Find out what skills, knowledge and experience your volunteers bring to your organisation. We all have different attributes and qualities that we can contribute, so find out what your volunteers strengths are and how can you utilise them. Here is a brief summary of what different people will be good at in your organisation:-
- Volunteers who are results orientated will be good at problem solving, challenges
- Volunteers who are talkers will be good at motivating, promoting, gaining sponsorship and selling ideas/services.
- Volunteers who are quiet people are deep thinkers will be methodical and slow paced and like to work as part of a team.
- Volunteers who are careful and accurate like to complete tasks and will be good at paperwork for example budgets and anything that requires attention to detail.
Build long term capability and sustainability in your organisation.
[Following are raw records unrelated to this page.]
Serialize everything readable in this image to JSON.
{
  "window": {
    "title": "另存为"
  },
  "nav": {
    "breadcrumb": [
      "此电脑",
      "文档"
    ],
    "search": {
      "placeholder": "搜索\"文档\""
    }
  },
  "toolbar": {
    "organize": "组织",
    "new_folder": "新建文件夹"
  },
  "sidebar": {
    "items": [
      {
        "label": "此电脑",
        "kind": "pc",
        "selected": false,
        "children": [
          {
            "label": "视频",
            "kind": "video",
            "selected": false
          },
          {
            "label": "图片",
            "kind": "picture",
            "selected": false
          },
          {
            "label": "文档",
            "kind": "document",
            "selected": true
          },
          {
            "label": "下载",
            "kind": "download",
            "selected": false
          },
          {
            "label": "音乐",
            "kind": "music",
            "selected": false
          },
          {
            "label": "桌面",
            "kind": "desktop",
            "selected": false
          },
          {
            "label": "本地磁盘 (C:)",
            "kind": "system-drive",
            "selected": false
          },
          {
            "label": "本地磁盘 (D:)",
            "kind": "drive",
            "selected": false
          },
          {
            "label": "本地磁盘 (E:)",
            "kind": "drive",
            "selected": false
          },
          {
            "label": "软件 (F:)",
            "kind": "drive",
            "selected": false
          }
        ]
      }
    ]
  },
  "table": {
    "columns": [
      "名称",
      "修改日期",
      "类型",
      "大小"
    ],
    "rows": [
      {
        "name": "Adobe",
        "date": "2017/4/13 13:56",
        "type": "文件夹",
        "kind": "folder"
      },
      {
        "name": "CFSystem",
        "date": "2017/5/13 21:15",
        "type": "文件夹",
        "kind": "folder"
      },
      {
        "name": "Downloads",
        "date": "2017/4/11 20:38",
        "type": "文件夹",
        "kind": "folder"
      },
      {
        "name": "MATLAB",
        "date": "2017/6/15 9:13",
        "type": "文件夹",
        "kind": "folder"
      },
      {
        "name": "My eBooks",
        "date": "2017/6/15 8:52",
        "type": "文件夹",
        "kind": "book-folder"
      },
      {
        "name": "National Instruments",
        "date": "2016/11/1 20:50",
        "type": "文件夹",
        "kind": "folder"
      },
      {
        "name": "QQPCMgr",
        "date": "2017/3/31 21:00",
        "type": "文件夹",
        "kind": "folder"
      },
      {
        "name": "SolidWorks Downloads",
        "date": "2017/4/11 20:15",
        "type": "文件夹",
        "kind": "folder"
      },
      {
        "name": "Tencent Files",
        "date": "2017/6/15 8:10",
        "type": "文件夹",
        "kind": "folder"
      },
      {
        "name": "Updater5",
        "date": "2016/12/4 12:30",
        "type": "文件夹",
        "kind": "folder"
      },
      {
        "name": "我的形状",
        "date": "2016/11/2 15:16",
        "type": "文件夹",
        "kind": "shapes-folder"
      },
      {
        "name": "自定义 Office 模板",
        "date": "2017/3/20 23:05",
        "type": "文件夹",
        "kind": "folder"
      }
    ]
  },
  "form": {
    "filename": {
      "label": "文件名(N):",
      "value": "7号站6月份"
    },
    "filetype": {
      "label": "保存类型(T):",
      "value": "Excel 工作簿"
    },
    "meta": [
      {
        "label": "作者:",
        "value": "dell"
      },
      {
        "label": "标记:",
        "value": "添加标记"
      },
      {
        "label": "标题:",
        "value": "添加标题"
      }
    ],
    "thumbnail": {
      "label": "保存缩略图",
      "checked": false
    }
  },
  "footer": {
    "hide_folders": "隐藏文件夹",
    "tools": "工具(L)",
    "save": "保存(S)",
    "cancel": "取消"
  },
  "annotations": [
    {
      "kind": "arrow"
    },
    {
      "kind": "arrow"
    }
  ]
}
You can do this by having specific job descriptions and clearly defined expectations of your volunteers. Ensure that you are honest about the time and commitment that is required from your volunteers.
Does your organisation have a strategic plan that clearly identifies how your volunteers can work to support you to achieve your organisation’s goals? A strategic plan is an important document that is specific and measurable and provides focus and direction with short, medium and long term goals. It must also have the buy in from the organisation and not be driven by one or few individuals.
The welcoming process and orientation and training of volunteers is vital to ensure that everyone has the opportunity to ask questions, and identify areas that they need support in. How good is your welcoming process, what will your volunteers see, hear and feel when they come into your group, first impressions are everything. Do you have an induction pack? Check in regularly with your volunteers to see how they are going, you can do this informally or formally. Check in with them eight weeks after they have joined and ask if they have any questions or queries. What provision have you made for the training needs of your volunteers?
Celebrate your achievements no matter how big or small, too often we only see how far we have to go not how far we have already come. Remember to show your volunteers that you value their contributions, ideas and commitment to your organisation. There are many ways to say thank you, be creative.
Build relationships by taking the time to get to know each other. It can be as simple as using icebreakers at your meetings. I suggest that you plan for two team building events a year. In our busy lives we have forgotten how important it is to make a connection with the people we work with.
Finally remember that in any organisation people are your best asset, so it’s important to look after them and show them you appreciate and value what they bring to your organisation.